Klitgard graduated from and also studied art at the National Academy of Design. She married the Danish writer Kay Klitgaard in 1919. They lived in Bearsville, New York, near an artist colony at Woodstock, New York.
She was among the List of Guggenheim Fellowships awarded in 1933.
Klitgaard was known for panoramic landscape paintings of scenic New York from a bird's-eye view perspective. Her work was reviewed in the Los Angeles Times, on April 14, 1929, and in The Art Digest, on November 1, 1929. She painted three murals in United States Post Offices during the Great Depression.

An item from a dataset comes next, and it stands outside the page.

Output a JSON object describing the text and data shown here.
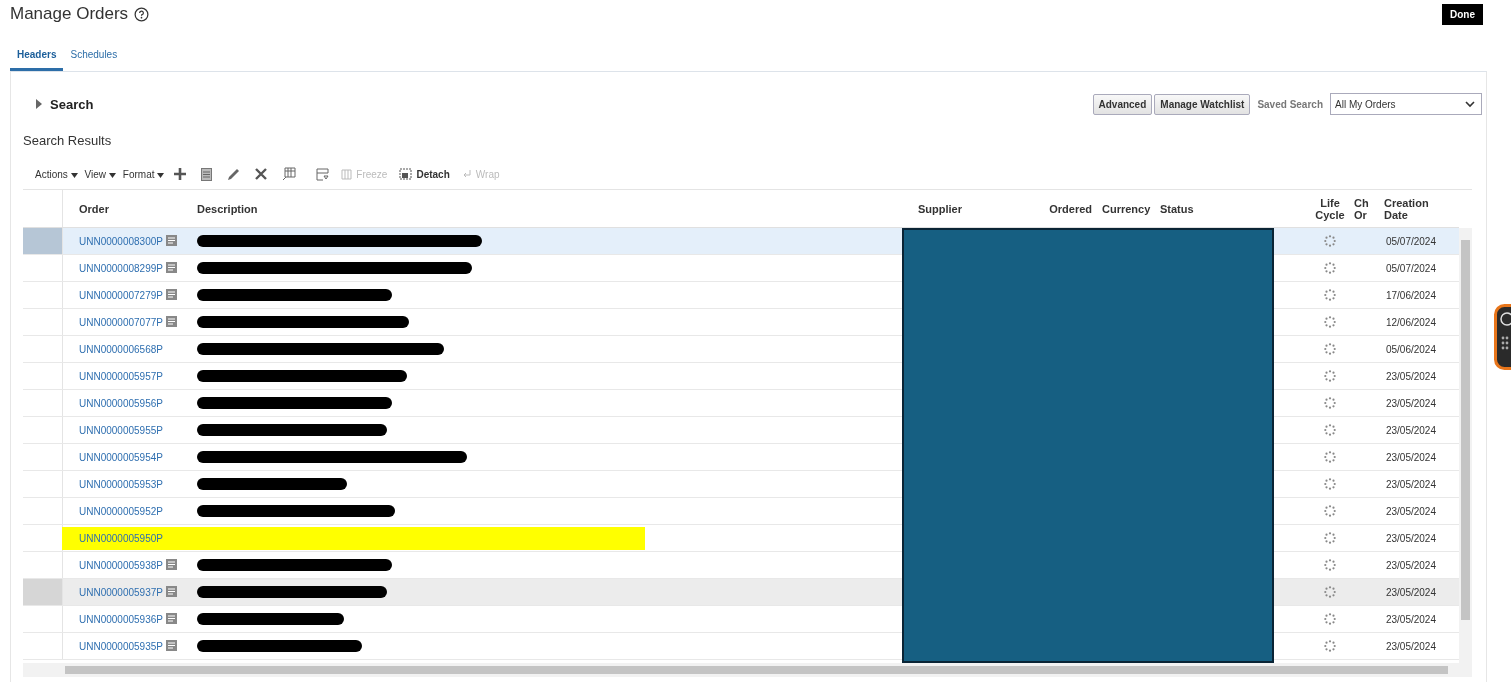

She painted the New Deal era mural Pelham Landscape (1941) at the United States Post Office at Pelham, Georgia. Klitgaard's mural The Running of the Hambletonian Stake at the United States Post Office (Goshen, New York) (a property listed on the National Register of Historic Places) was controversial for featuring harness racing, a subject deemed unworthy for public art. Postal murals of the era were supposed to focus on local history and contemporary life, but the Treasury Department's Fine Arts Section strongly objected to her intention to paint the track, since it considered harness racing to be an inappropriate subject for public art, asking her to paint a local landscape instead.
The community indicated its strong support of the track, and she was allowed to paint it. She died in 1976.
Member American Society Painters, Sculptors and Engravers, Audubon Artists, American Recorders Society.
Married Kaj Klitgaard, 1919. Children: Peter, Wallace.